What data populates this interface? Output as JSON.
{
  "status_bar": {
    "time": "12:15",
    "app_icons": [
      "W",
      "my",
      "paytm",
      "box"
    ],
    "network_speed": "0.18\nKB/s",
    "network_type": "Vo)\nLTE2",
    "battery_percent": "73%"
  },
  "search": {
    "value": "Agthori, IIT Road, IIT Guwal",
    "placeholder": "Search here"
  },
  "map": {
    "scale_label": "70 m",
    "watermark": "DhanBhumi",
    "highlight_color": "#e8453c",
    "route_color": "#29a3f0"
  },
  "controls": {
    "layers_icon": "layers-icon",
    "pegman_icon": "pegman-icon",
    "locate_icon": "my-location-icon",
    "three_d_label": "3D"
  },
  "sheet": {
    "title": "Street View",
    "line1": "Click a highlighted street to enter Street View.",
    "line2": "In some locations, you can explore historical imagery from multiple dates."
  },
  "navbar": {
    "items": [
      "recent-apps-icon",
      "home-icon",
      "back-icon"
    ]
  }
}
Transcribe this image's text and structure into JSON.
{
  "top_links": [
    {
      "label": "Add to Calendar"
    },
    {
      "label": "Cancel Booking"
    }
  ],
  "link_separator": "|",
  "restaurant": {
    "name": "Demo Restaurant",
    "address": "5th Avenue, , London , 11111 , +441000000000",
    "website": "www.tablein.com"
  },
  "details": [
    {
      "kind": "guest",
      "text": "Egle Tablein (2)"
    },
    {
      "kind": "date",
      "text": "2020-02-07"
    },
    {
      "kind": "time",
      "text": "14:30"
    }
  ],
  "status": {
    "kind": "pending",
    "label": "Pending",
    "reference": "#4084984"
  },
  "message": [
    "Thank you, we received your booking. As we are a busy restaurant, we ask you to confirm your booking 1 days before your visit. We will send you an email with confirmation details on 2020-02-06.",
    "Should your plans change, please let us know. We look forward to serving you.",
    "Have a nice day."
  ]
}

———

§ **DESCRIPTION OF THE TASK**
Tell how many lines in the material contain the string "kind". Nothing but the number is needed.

§ **ANSWER BOX**
4